The Gamecocks have most of the pieces back from a team that went 8-4 and thumped Ohio State in the Outback Bowl. They lost just six starters and 42 lettermen return to a squad that was one victory short of an appearance in the Southeastern Conference championship game.

All of Holtz's coaching staff is back, so there should be few major changes entering the season, which begins Sept. 1 when the Gamecocks play host to Boise State.

But Holtz said he plans to add a few philosophical tweaks between today and March 31, when spring drills conclude with the annual Spring Game at Williams-Brice Stadium.

The most notable change will be the defense's shift to a four-man line. The Gamecocks have used three down linemen in operating from the 3-3-5 formation for the better part of the past two seasons, but Holtz said the new look will allow for a stronger rush up front.

"The four-man line is going to be an integral part of our defense," said Holtz, who lost Cleveland Pinkney and Cecil Caldwell from the middle of the line. "We have to do that. We have some people coming in that can certainly come in and help us."

Holtz also is determined to kick start an offense that moved the ball effectively but sputtered in the shadow of opponents' goal posts. He expects more consistency with four-receiver sets and said he'll use more option in goal-line situations.

By his estimations, Holtz has never lost so few players in his 30-year coaching career. But he cautioned that good numbers don't automatically add up to a good season.

"This can be good, and this can be bad," he said. "I can't sit here and say we're going to be an outstanding football team, but I can tell you we have a chance to be a very good, solid football team. But a lot of it is going to be dependent upon building it from the ground up."

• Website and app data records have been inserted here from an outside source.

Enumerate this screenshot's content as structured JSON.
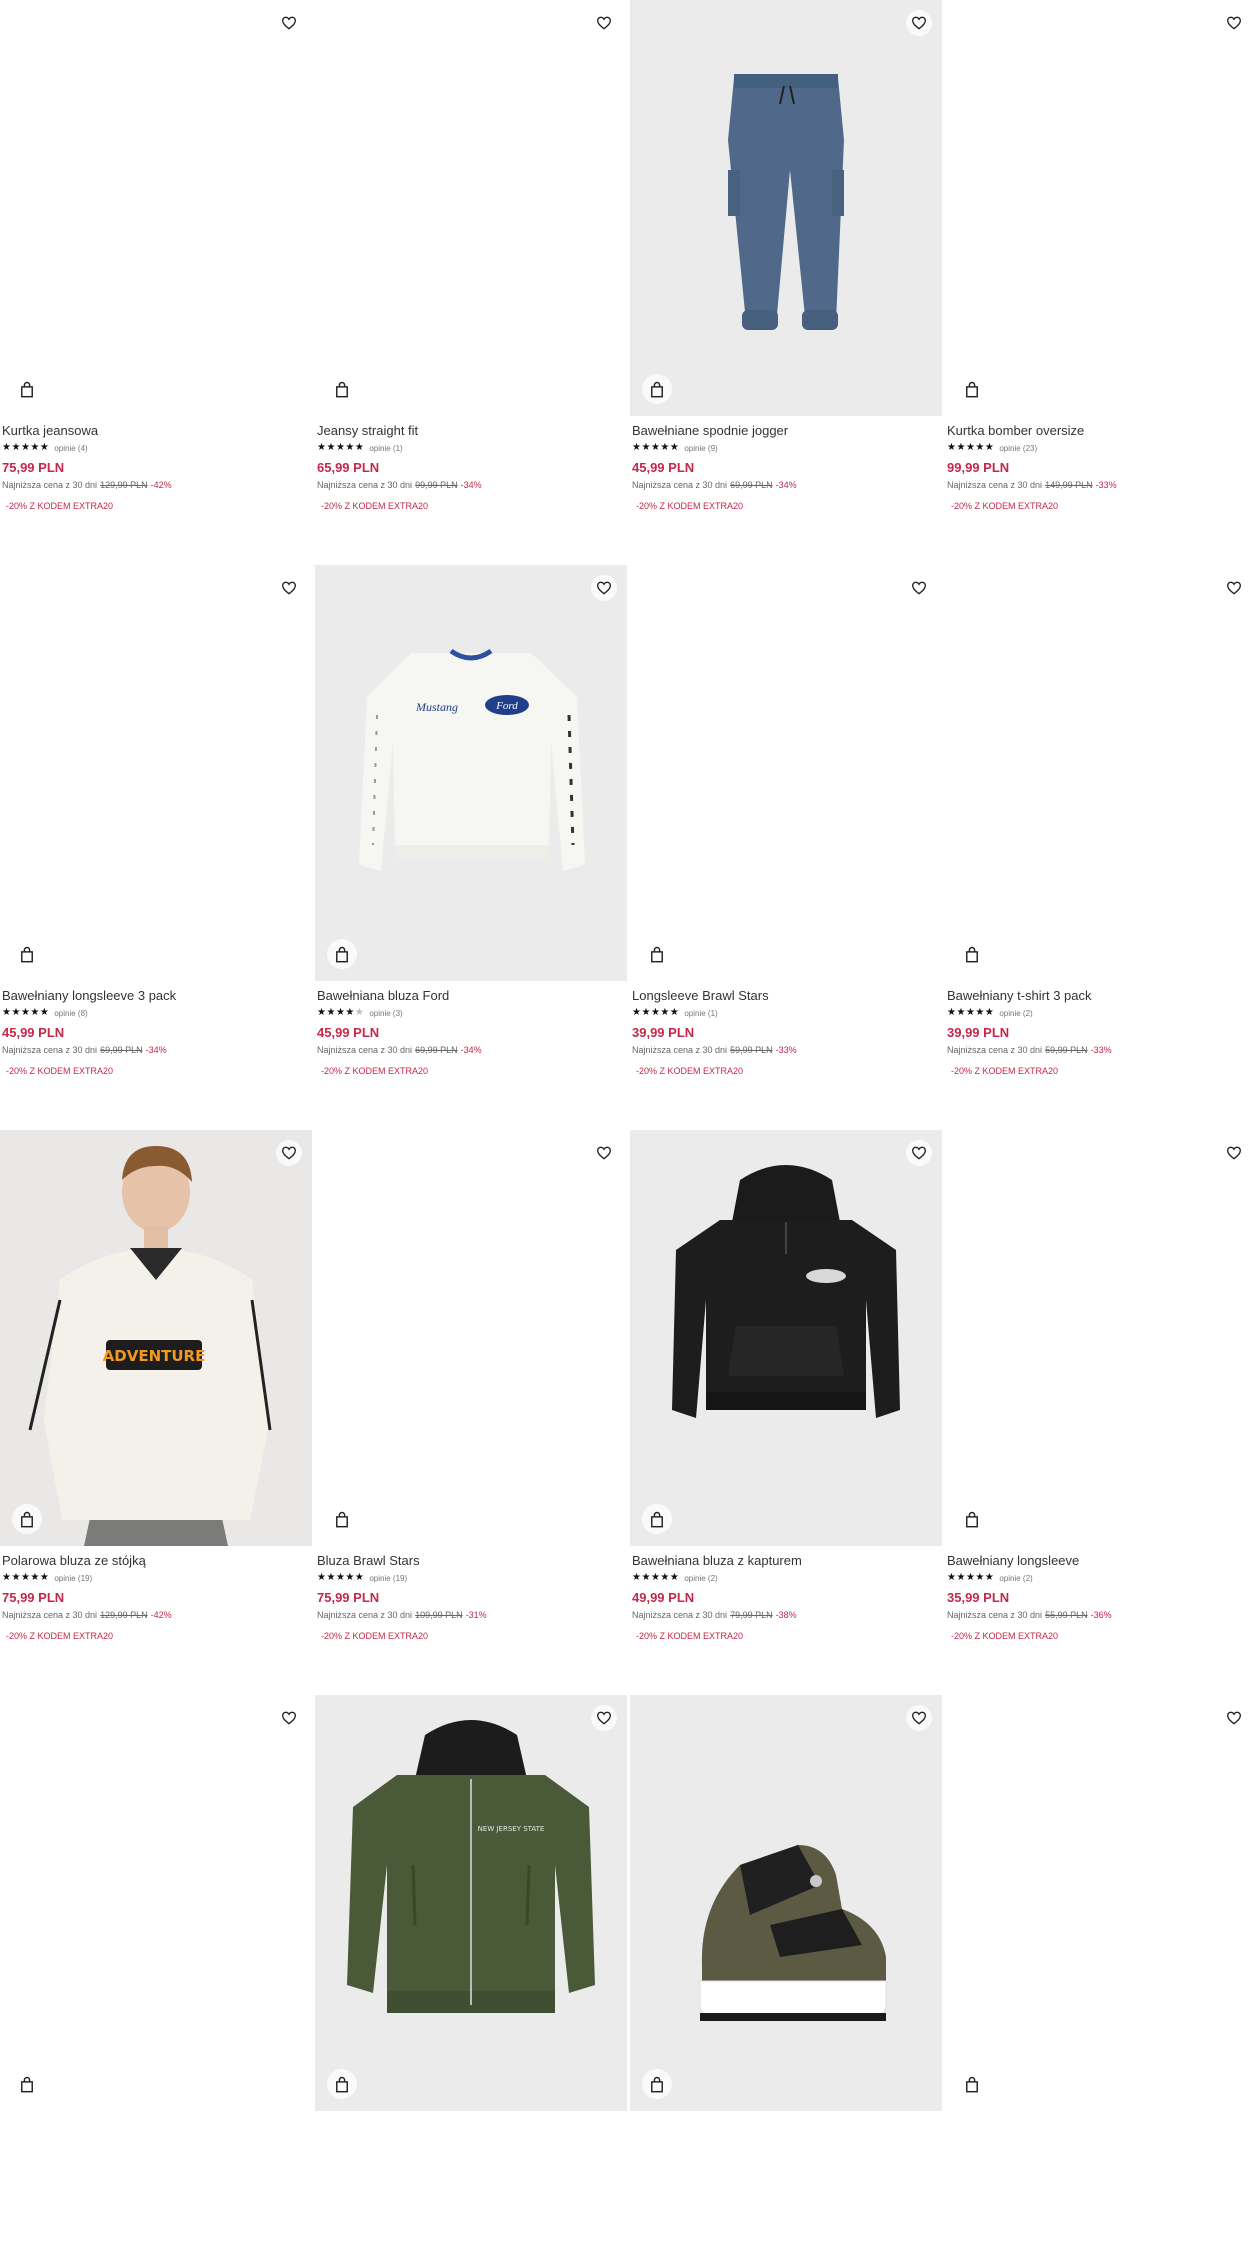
{
  "labels": {
    "lowest_price_text": "Najniższa cena z 30 dni",
    "promo_text": "-20% Z KODEM EXTRA20"
  },
  "icons": {
    "wishlist": "heart-icon",
    "cart": "shopping-bag-icon"
  },
  "colors": {
    "sale_price": "#c4284a",
    "photo_background": "#ebebeb"
  },
  "products": [
    {
      "name": "Kurtka jeansowa",
      "rating": 5,
      "reviews": "opinie (4)",
      "price": "75,99 PLN",
      "old_price": "129,99 PLN",
      "discount": "-42%",
      "image": "none"
    },
    {
      "name": "Jeansy straight fit",
      "rating": 5,
      "reviews": "opinie (1)",
      "price": "65,99 PLN",
      "old_price": "99,99 PLN",
      "discount": "-34%",
      "image": "none"
    },
    {
      "name": "Bawełniane spodnie jogger",
      "rating": 5,
      "reviews": "opinie (9)",
      "price": "45,99 PLN",
      "old_price": "69,99 PLN",
      "discount": "-34%",
      "image": "jogger-pants"
    },
    {
      "name": "Kurtka bomber oversize",
      "rating": 5,
      "reviews": "opinie (23)",
      "price": "99,99 PLN",
      "old_price": "149,99 PLN",
      "discount": "-33%",
      "image": "none"
    },
    {
      "name": "Bawełniany longsleeve 3 pack",
      "rating": 5,
      "reviews": "opinie (8)",
      "price": "45,99 PLN",
      "old_price": "69,99 PLN",
      "discount": "-34%",
      "image": "none"
    },
    {
      "name": "Bawełniana bluza Ford",
      "rating": 4.5,
      "reviews": "opinie (3)",
      "price": "45,99 PLN",
      "old_price": "69,99 PLN",
      "discount": "-34%",
      "image": "ford-sweatshirt"
    },
    {
      "name": "Longsleeve Brawl Stars",
      "rating": 5,
      "reviews": "opinie (1)",
      "price": "39,99 PLN",
      "old_price": "59,99 PLN",
      "discount": "-33%",
      "image": "none"
    },
    {
      "name": "Bawełniany t-shirt 3 pack",
      "rating": 5,
      "reviews": "opinie (2)",
      "price": "39,99 PLN",
      "old_price": "59,99 PLN",
      "discount": "-33%",
      "image": "none"
    },
    {
      "name": "Polarowa bluza ze stójką",
      "rating": 5,
      "reviews": "opinie (19)",
      "price": "75,99 PLN",
      "old_price": "129,99 PLN",
      "discount": "-42%",
      "image": "fleece-model"
    },
    {
      "name": "Bluza Brawl Stars",
      "rating": 5,
      "reviews": "opinie (19)",
      "price": "75,99 PLN",
      "old_price": "109,99 PLN",
      "discount": "-31%",
      "image": "none"
    },
    {
      "name": "Bawełniana bluza z kapturem",
      "rating": 5,
      "reviews": "opinie (2)",
      "price": "49,99 PLN",
      "old_price": "79,99 PLN",
      "discount": "-38%",
      "image": "black-hoodie"
    },
    {
      "name": "Bawełniany longsleeve",
      "rating": 5,
      "reviews": "opinie (2)",
      "price": "35,99 PLN",
      "old_price": "55,99 PLN",
      "discount": "-36%",
      "image": "none"
    },
    {
      "image": "none"
    },
    {
      "image": "green-bomber"
    },
    {
      "image": "sneaker"
    },
    {
      "image": "none"
    }
  ],
  "artwork_text": {
    "ford_logo": "Ford",
    "mustang_script": "Mustang",
    "adventure_patch": "ADVENTURE",
    "bomber_print": "NEW JERSEY STATE"
  }
}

Reach Larry Williams at (706) 823-3645 or larrywill7@yahoo.com.